Check each line below for "screenshot" and say how many have it, with no other words.

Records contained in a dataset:

↓

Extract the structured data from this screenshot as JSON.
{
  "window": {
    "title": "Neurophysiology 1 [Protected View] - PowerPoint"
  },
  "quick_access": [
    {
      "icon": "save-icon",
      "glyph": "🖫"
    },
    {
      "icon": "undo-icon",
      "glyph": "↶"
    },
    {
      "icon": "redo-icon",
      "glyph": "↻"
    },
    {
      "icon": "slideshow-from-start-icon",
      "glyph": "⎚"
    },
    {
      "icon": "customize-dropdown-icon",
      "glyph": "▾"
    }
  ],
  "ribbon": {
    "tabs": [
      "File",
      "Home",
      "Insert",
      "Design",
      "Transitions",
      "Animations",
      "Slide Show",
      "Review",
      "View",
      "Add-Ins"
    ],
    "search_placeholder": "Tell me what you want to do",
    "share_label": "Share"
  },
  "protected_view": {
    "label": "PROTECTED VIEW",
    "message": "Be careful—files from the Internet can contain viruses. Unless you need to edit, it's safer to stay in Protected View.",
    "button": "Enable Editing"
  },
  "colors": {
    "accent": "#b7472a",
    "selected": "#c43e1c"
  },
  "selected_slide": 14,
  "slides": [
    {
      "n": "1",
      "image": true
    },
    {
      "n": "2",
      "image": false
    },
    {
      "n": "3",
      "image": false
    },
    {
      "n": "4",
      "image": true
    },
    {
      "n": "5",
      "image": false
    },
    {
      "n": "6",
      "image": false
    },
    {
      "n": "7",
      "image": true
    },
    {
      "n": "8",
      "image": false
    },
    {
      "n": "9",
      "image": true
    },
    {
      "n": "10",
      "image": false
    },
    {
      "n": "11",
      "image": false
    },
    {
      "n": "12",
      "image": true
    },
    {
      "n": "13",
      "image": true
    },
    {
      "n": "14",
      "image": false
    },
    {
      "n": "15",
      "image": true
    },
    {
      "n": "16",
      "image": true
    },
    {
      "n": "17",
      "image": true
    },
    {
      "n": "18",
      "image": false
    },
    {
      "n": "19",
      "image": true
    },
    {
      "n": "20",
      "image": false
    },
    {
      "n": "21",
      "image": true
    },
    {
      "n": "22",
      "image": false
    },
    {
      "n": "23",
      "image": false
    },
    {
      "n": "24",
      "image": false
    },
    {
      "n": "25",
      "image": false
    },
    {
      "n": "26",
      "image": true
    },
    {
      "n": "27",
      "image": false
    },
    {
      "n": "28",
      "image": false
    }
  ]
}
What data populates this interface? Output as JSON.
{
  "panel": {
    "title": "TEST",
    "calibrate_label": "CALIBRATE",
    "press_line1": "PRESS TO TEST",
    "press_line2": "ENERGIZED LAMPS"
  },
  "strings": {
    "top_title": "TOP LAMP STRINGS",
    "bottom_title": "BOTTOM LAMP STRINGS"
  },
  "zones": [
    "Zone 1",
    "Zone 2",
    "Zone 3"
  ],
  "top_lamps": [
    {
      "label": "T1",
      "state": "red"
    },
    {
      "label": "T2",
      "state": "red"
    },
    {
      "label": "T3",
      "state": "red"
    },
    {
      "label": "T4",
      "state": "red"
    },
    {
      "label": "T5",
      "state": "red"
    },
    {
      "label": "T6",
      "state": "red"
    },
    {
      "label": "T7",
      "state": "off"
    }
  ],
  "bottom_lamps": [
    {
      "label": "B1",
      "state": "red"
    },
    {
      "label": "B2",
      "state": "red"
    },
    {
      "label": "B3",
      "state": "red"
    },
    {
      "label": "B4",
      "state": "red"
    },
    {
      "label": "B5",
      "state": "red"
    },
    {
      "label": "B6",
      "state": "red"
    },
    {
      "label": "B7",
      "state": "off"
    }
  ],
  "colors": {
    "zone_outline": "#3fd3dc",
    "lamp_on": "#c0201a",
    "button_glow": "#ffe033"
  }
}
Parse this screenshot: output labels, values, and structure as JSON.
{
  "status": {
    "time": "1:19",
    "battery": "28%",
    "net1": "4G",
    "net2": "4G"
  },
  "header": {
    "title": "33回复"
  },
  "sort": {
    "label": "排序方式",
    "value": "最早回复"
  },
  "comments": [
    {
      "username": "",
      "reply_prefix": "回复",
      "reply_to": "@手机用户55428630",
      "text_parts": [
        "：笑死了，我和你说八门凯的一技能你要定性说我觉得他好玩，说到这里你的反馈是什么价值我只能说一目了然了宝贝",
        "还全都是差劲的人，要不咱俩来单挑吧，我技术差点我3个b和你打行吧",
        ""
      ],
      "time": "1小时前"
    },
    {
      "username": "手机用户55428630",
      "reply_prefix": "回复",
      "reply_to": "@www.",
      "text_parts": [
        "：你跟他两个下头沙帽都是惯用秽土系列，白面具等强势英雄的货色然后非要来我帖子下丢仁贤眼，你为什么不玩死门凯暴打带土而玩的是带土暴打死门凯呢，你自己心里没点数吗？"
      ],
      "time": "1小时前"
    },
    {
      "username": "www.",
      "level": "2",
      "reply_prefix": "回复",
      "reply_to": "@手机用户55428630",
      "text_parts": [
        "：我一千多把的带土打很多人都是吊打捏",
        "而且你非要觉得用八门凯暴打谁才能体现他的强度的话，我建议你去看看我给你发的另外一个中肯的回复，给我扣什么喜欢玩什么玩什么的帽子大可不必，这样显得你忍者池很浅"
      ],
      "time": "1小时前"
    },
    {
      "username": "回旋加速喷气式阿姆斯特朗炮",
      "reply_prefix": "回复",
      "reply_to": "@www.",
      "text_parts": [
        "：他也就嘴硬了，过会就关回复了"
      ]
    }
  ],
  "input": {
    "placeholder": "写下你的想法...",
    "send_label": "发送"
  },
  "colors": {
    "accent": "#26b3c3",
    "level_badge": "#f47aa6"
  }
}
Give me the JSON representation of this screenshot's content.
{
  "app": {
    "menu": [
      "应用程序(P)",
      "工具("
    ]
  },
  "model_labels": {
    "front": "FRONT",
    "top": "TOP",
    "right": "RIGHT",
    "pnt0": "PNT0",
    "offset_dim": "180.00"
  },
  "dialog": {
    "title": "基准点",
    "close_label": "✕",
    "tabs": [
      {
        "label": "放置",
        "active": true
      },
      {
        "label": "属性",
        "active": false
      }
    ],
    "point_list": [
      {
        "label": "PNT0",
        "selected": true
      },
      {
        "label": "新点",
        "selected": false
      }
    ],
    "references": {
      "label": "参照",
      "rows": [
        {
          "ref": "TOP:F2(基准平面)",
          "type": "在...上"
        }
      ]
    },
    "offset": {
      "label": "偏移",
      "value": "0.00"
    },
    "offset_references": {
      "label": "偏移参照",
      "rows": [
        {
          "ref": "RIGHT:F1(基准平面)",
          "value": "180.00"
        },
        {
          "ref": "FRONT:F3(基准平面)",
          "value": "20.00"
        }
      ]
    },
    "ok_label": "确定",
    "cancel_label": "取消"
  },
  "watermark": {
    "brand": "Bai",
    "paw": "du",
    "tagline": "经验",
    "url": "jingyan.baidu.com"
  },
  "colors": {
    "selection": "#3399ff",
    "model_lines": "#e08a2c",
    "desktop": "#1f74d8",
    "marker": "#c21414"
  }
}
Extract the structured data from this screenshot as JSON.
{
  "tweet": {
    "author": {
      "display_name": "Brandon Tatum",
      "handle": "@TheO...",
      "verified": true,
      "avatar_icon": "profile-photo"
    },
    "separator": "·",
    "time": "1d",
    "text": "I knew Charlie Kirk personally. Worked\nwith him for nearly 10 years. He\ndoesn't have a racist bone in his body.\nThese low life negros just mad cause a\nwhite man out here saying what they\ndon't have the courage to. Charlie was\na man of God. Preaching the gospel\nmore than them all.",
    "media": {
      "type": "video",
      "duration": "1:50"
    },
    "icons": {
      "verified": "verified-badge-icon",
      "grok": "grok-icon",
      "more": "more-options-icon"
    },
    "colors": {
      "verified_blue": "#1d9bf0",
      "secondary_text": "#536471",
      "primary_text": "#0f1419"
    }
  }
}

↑

*Solution to this task:*
4